## Task prompt
All of the data is to be printed again exactly as it appears.

## Exercise inputs

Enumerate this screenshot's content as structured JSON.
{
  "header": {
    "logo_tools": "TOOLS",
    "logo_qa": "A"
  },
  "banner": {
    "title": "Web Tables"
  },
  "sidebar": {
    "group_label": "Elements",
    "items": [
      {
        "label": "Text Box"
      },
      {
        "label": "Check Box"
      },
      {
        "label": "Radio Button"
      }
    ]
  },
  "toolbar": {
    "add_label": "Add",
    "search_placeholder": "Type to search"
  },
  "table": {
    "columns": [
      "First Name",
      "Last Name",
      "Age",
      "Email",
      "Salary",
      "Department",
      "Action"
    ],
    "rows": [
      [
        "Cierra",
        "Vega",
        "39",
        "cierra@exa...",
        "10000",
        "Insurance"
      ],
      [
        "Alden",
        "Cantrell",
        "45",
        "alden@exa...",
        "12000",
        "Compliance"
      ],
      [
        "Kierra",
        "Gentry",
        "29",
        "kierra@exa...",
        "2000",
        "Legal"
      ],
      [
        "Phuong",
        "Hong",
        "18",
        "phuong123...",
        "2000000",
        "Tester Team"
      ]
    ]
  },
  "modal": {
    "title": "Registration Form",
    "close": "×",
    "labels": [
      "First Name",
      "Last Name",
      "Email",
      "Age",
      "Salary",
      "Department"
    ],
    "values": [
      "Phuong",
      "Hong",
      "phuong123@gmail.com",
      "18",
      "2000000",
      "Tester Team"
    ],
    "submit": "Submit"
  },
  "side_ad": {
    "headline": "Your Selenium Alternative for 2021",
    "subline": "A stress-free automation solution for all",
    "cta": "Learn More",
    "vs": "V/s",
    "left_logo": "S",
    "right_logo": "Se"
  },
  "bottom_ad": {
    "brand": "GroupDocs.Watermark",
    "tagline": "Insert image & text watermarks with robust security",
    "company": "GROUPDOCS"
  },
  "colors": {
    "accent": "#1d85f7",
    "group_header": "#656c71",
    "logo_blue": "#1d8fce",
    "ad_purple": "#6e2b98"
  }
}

## Answer to the problem
Enumerate this screenshot's content as structured JSON.
{
  "header": {
    "logo_tools": "TOOLS",
    "logo_qa": "A"
  },
  "banner": {
    "title": "Web Tables"
  },
  "sidebar": {
    "group_label": "Elements",
    "items": [
      {
        "label": "Text Box"
      },
      {
        "label": "Check Box"
      },
      {
        "label": "Radio Button"
      }
    ]
  },
  "toolbar": {
    "add_label": "Add",
    "search_placeholder": "Type to search"
  },
  "table": {
    "columns": [
      "First Name",
      "Last Name",
      "Age",
      "Email",
      "Salary",
      "Department",
      "Action"
    ],
    "rows": [
      [
        "Cierra",
        "Vega",
        "39",
        "cierra@exa...",
        "10000",
        "Insurance"
      ],
      [
        "Alden",
        "Cantrell",
        "45",
        "alden@exa...",
        "12000",
        "Compliance"
      ],
      [
        "Kierra",
        "Gentry",
        "29",
        "kierra@exa...",
        "2000",
        "Legal"
      ],
      [
        "Phuong",
        "Hong",
        "18",
        "phuong123...",
        "2000000",
        "Tester Team"
      ]
    ]
  },
  "modal": {
    "title": "Registration Form",
    "close": "×",
    "labels": [
      "First Name",
      "Last Name",
      "Email",
      "Age",
      "Salary",
      "Department"
    ],
    "values": [
      "Phuong",
      "Hong",
      "phuong123@gmail.com",
      "18",
      "2000000",
      "Tester Team"
    ],
    "submit": "Submit"
  },
  "side_ad": {
    "headline": "Your Selenium Alternative for 2021",
    "subline": "A stress-free automation solution for all",
    "cta": "Learn More",
    "vs": "V/s",
    "left_logo": "S",
    "right_logo": "Se"
  },
  "bottom_ad": {
    "brand": "GroupDocs.Watermark",
    "tagline": "Insert image & text watermarks with robust security",
    "company": "GROUPDOCS"
  },
  "colors": {
    "accent": "#1d85f7",
    "group_header": "#656c71",
    "logo_blue": "#1d8fce",
    "ad_purple": "#6e2b98"
  }
}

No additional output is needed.